Location: Chandler Park, Tulsa, Oklahoma
Spec: 12 foot boulder problem, nice landing, V7, very difficult starting hold.
(open handed sloper: find the dimple with your left index and middle finger)
It was Thursday, March 24th, 2000 and I was in Tulsa for work. I never thought I would have a job traveling, but here I was on my first out of town trip; “on business,” so to speak. The day was nice because I had most of it to do whatever I wanted. And, of course, with Chandler Park being just outside of town, there was no way I could pass up climbing for the day. For those of you familiar with Chandler Park, the place conjures up images of broken glass, and rock so slick you could mistake it for marble. It’s a haven for redneck family picnics, unruly cub scouts playing dangerously close to cliff edges, teenage bullies throwing rocks and beer bottles at unsuspecting victims, and frustrated parents trying to control their ill-mannered children. Each of these things, create a chaotic mood poorly suited for bouldering. However, if you can find a quiet niche away from the madness Chandler Park can be quite fun. Especially when you find a project to work.
(place your right index and middle finger on the tiny bump on the right of the sloper)
On this day, I warmed up slowly, hesitant to get on the rock. Lately, I’ve been too hasty to get to the hard stuff so I haven’t been warming up like I should. I learned that it throws my whole day off if I don’t warm up correctly. So I started slowly, climbing easy lines, concentrating on where to put my feet, and how my fingers felt, feeling the ground get further and further away.
(it’s no use looking at your hands; you will only convince yourself that you cannot hang on those holds)
After a few traverses and a couple of easy “highball” problems I ventured west to the lesser-climbed walls of Chandler. These problems tend to have more texture, sometimes they are dirtier, but the landings are covered in leaves rather than the concrete-like dirt found throughout the majority of Chandler. There are several other reasons that I prefer the west end of Chandler: less people, much quieter, less trash and less broken glass. Zig-zagging through the maze of limestone there is one wall in particular that any climber would notice immediately. At head height there is a scoop in the rock about the size of the inside of a watermelon and it is the most amazing sloper you will ever see. This is the starting hold for “SNACK.”
(place your toes precisely on the divots)
I’ve spent a lot of time dreaming about doing this problem. The first time I was introduced to it was probably in 1993, on my first or second visit to Chandler. I thought the line looked amazing but it was too far out of my league to even attempt. Had I tried it on that first visit I may have gotten a false impression of climbing and given up the sport completely. Instead, I just stood and marveled at the massive dish which seemed to have no place to grab.

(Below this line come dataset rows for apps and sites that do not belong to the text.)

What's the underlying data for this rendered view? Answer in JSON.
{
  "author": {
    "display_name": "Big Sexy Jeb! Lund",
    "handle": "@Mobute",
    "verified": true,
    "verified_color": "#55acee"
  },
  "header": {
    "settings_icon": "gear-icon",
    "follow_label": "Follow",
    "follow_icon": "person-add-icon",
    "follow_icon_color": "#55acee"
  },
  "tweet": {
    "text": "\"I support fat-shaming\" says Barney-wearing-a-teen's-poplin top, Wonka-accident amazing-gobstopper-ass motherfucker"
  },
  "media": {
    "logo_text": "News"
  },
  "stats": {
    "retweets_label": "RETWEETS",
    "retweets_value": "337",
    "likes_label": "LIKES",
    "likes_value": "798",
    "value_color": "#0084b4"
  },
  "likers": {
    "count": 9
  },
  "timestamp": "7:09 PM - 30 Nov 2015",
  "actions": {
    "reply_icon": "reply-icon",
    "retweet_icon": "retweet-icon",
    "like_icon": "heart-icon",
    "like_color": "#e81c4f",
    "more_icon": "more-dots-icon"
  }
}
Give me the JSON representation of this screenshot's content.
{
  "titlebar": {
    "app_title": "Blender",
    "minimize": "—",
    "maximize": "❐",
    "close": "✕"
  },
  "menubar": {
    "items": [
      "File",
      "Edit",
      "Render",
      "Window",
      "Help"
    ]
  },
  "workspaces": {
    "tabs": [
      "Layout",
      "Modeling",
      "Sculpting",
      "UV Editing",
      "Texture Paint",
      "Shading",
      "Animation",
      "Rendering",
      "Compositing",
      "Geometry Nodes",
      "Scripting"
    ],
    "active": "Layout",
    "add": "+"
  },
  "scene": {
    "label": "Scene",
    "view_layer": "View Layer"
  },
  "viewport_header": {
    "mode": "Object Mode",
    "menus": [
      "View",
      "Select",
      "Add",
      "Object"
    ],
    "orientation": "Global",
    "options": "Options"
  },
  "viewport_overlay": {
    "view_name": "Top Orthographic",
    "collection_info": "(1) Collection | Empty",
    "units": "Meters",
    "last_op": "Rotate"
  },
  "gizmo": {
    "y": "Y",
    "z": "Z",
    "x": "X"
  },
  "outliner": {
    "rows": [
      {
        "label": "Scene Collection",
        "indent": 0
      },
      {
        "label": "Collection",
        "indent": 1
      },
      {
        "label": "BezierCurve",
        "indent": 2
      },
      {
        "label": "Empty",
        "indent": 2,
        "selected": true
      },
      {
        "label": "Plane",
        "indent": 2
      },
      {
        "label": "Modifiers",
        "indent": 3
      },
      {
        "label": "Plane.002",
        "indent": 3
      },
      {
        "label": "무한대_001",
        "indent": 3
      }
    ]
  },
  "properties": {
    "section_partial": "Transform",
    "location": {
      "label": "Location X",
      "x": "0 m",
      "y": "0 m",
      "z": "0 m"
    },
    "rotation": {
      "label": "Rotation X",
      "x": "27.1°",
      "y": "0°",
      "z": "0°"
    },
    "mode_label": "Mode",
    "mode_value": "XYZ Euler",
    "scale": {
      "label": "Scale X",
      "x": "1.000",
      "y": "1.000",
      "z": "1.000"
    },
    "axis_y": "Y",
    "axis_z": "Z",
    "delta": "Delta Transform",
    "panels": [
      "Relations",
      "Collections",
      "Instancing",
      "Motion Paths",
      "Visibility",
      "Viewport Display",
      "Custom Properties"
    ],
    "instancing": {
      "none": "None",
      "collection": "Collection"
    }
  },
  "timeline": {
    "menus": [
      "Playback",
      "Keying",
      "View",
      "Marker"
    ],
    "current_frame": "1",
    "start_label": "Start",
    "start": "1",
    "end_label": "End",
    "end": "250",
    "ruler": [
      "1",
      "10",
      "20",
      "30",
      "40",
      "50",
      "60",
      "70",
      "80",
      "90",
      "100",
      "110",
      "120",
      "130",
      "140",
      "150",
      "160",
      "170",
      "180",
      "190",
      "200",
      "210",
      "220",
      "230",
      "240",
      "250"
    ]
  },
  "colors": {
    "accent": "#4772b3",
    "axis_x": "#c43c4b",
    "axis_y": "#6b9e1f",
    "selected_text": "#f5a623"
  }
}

Looking past the starting hold, the second hold may as well have been a mile away because there was no chance in locking off on a sloper of that degree.
(pull down delicately yet powerfully on the sloper holds and reach for a thin vertical seam)
Luckily, time spent climbing and training has paid off over the years. So now I found myself sitting quietly beneath the problem with my eyes closed, imagining myself moving through the moves. It’s not the kind of problem that is difficult to see, the sequence is straight-forward, it’s more a matter of doing it.
(bring your feet up to better holds, crimp hard on the vertical seam and REACH for a thin horizontal edge)
I began by feeling out the most positive spots on the sloper and locating my starting feet. My initial attempts were about as good as my expectations, I didn’t believe I could do it, but with more and more time spent trying I began to pull a little bit further each go. Each attempt was a barrier being broken, each inch gained was a goal reached and I found my excitement increasing with every try. I decided to rest after every three attempts, whether I wanted to or not. This gave me time to calm down and think about what I was doing and more importantly, breathe.
(crimp on the edge and go for the top)
Soon I was moving past the sloper and reaching the vertical seam on every attempt. Then I was locking off on the vertical seam and reaching for the thin edge. Then I was grabbing the thin edge and pushing for the top. Each time I grew happier because I felt the moves becoming easier and the final jug getting closer. Until finally, I stood on my final attempt, wiped my shoes off, grabbed the sloper, the seam, the edge, and the jug, and it was over before I realized what I had done.
It wasn’t long before elation set in.
Location: To find Snack park at the west end of Chandler and go down a series of steps. Snack has a yellow arrow spray painted beneath it (there may be even more graffiti now).
Beta: As like most Chandler boulder problems there are eliminated holds. On Snack, it’s not that contrived to avoid these holds. The entire right side from the arete over, is off limits. There’s a big scoop down and to the right of the starting sloper which you may find your right foot gravitating towards….it’s off….don’t use it.